0 thoughts on “Guest Blogger: Jim Cort – The Story of a Story of a Story”
Hi, Jim —
I enjoyed your story about your story. It goes to show that your work can evolve and live on after you’ve sent it out to the world. I spent a career writing procedures and computer user guides that, at worse, now reside in a landfill somewhere, or at best, have been recycled, never to be read again. I like the idea that my fiction writing, hopefully, will live on after I’m gone. Congratulations that your story has been embraced by teachers who continue to promote it. That’s a dream come true.
Perhaps that’s one of the reasons we all write….to keep our thoughts alive?
Agreeing with Grace, I want my “word-children” to live on as well, especially since I know I’m not. Kudos to you, Jim, for following your dreams and thanks for sharing.
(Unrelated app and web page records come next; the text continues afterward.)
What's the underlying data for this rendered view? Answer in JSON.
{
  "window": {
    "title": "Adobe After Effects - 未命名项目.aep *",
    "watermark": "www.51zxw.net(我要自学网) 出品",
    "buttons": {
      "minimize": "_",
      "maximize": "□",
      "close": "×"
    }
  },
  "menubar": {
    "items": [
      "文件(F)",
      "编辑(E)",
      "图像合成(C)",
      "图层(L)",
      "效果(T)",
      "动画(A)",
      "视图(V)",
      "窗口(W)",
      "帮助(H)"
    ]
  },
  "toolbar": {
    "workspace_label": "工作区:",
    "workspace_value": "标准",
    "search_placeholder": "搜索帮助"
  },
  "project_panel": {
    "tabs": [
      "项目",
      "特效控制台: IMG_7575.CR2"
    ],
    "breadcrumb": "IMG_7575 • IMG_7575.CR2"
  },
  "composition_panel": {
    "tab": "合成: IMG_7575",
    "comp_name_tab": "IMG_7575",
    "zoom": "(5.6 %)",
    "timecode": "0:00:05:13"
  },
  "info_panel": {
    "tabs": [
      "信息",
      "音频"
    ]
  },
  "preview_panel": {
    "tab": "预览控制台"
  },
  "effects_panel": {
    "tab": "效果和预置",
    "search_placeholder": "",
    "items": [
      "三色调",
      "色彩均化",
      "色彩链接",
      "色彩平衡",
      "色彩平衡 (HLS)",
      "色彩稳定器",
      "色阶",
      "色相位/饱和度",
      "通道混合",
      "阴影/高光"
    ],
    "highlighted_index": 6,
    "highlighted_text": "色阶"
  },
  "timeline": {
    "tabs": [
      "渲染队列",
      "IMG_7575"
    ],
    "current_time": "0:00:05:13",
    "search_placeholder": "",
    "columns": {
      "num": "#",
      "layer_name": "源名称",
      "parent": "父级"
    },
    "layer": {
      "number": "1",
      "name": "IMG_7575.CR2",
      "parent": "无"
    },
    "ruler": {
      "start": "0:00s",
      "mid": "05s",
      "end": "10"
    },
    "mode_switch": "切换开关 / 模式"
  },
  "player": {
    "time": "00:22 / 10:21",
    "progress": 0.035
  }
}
Word-children is a great way of phrasing it. Jim did a good job of summarizing a writer’s feelings.